PROBLEM DESCRIPTION » Print the whole listing again exactly as it stands, leaving out any images.

SOURCE RECORDS »

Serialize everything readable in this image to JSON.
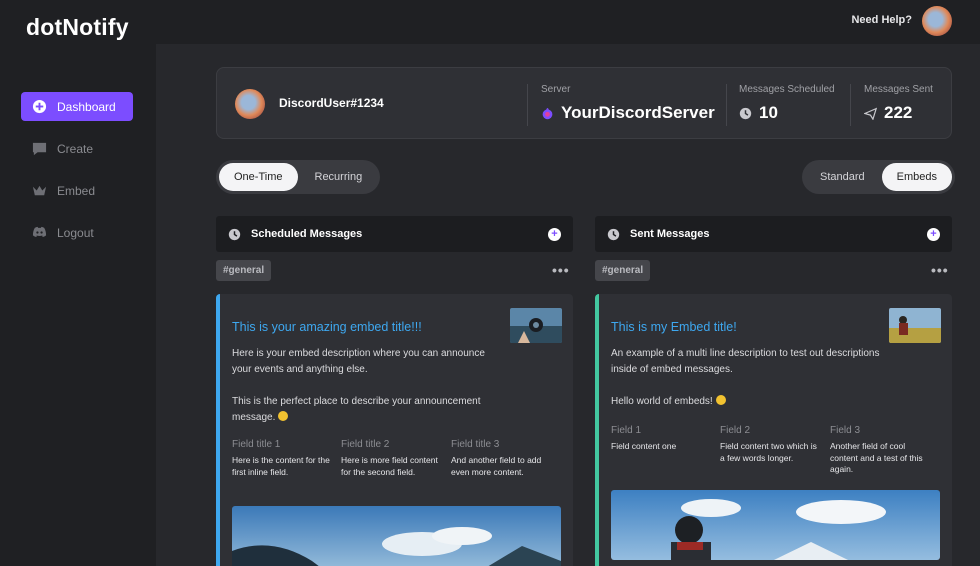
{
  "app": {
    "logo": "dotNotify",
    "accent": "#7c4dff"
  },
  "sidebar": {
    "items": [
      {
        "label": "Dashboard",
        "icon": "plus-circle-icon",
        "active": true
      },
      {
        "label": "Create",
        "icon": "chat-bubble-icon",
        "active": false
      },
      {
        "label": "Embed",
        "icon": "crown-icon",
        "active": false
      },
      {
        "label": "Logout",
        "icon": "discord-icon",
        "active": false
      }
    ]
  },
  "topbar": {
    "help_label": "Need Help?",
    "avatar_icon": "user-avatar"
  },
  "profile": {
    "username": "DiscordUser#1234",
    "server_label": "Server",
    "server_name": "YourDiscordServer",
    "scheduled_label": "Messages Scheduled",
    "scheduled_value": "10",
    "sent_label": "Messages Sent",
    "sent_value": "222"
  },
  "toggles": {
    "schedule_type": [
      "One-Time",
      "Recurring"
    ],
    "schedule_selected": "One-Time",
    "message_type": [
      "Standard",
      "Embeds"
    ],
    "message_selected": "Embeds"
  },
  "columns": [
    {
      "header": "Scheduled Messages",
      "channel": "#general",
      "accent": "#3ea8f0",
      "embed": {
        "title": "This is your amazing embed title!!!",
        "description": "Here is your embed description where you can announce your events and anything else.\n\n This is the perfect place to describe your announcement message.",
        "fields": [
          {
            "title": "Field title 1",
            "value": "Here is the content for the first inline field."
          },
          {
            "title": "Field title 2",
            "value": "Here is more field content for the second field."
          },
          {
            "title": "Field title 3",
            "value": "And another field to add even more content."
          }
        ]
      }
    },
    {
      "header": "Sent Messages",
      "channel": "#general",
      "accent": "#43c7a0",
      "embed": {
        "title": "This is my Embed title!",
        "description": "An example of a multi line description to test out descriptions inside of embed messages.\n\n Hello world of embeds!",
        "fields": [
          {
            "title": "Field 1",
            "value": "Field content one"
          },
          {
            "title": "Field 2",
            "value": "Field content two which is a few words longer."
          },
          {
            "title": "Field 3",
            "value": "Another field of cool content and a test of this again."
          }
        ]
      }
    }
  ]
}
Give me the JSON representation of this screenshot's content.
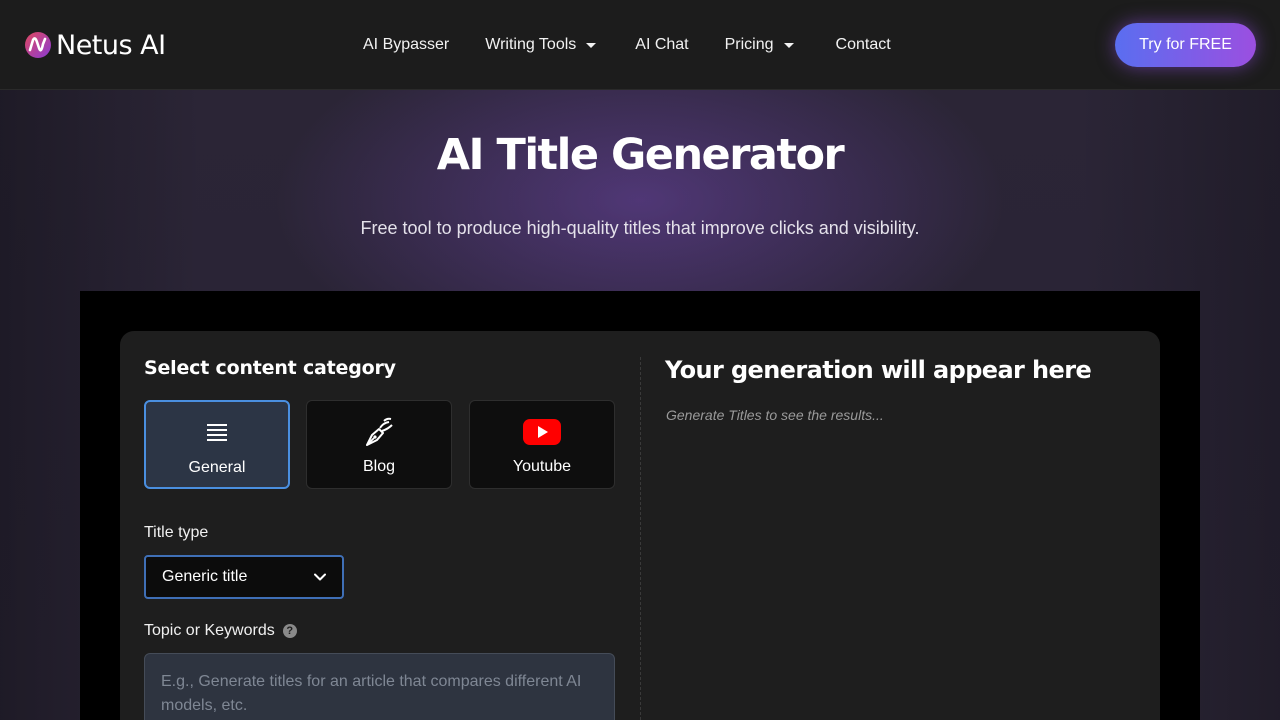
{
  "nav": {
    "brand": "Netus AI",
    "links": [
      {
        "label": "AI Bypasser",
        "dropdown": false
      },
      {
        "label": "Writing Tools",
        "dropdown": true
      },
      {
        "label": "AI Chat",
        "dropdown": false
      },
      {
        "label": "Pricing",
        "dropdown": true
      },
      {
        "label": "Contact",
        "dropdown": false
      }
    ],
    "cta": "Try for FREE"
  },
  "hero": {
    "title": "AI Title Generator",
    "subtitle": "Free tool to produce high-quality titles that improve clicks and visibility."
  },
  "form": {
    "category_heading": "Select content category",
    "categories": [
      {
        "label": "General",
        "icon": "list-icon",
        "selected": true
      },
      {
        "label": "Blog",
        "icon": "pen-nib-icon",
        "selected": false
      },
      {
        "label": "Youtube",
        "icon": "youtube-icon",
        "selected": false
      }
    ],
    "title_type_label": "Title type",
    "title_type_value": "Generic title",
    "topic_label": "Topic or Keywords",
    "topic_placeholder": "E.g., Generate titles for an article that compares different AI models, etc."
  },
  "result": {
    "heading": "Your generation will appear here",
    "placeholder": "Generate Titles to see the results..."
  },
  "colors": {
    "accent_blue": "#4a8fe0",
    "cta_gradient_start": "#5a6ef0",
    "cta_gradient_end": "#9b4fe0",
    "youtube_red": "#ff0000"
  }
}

ANSWER TO THIS EXERCISE »
Serialize everything readable in this image to JSON.
{
  "app": {
    "logo": "dotNotify",
    "accent": "#7c4dff"
  },
  "sidebar": {
    "items": [
      {
        "label": "Dashboard",
        "icon": "plus-circle-icon",
        "active": true
      },
      {
        "label": "Create",
        "icon": "chat-bubble-icon",
        "active": false
      },
      {
        "label": "Embed",
        "icon": "crown-icon",
        "active": false
      },
      {
        "label": "Logout",
        "icon": "discord-icon",
        "active": false
      }
    ]
  },
  "topbar": {
    "help_label": "Need Help?",
    "avatar_icon": "user-avatar"
  },
  "profile": {
    "username": "DiscordUser#1234",
    "server_label": "Server",
    "server_name": "YourDiscordServer",
    "scheduled_label": "Messages Scheduled",
    "scheduled_value": "10",
    "sent_label": "Messages Sent",
    "sent_value": "222"
  },
  "toggles": {
    "schedule_type": [
      "One-Time",
      "Recurring"
    ],
    "schedule_selected": "One-Time",
    "message_type": [
      "Standard",
      "Embeds"
    ],
    "message_selected": "Embeds"
  },
  "columns": [
    {
      "header": "Scheduled Messages",
      "channel": "#general",
      "accent": "#3ea8f0",
      "embed": {
        "title": "This is your amazing embed title!!!",
        "description": "Here is your embed description where you can announce your events and anything else.\n\n This is the perfect place to describe your announcement message.",
        "fields": [
          {
            "title": "Field title 1",
            "value": "Here is the content for the first inline field."
          },
          {
            "title": "Field title 2",
            "value": "Here is more field content for the second field."
          },
          {
            "title": "Field title 3",
            "value": "And another field to add even more content."
          }
        ]
      }
    },
    {
      "header": "Sent Messages",
      "channel": "#general",
      "accent": "#43c7a0",
      "embed": {
        "title": "This is my Embed title!",
        "description": "An example of a multi line description to test out descriptions inside of embed messages.\n\n Hello world of embeds!",
        "fields": [
          {
            "title": "Field 1",
            "value": "Field content one"
          },
          {
            "title": "Field 2",
            "value": "Field content two which is a few words longer."
          },
          {
            "title": "Field 3",
            "value": "Another field of cool content and a test of this again."
          }
        ]
      }
    }
  ]
}
Give me the JSON representation of this screenshot's content.
{
  "nav": {
    "brand": "Netus AI",
    "links": [
      {
        "label": "AI Bypasser",
        "dropdown": false
      },
      {
        "label": "Writing Tools",
        "dropdown": true
      },
      {
        "label": "AI Chat",
        "dropdown": false
      },
      {
        "label": "Pricing",
        "dropdown": true
      },
      {
        "label": "Contact",
        "dropdown": false
      }
    ],
    "cta": "Try for FREE"
  },
  "hero": {
    "title": "AI Title Generator",
    "subtitle": "Free tool to produce high-quality titles that improve clicks and visibility."
  },
  "form": {
    "category_heading": "Select content category",
    "categories": [
      {
        "label": "General",
        "icon": "list-icon",
        "selected": true
      },
      {
        "label": "Blog",
        "icon": "pen-nib-icon",
        "selected": false
      },
      {
        "label": "Youtube",
        "icon": "youtube-icon",
        "selected": false
      }
    ],
    "title_type_label": "Title type",
    "title_type_value": "Generic title",
    "topic_label": "Topic or Keywords",
    "topic_placeholder": "E.g., Generate titles for an article that compares different AI models, etc."
  },
  "result": {
    "heading": "Your generation will appear here",
    "placeholder": "Generate Titles to see the results..."
  },
  "colors": {
    "accent_blue": "#4a8fe0",
    "cta_gradient_start": "#5a6ef0",
    "cta_gradient_end": "#9b4fe0",
    "youtube_red": "#ff0000"
  }
}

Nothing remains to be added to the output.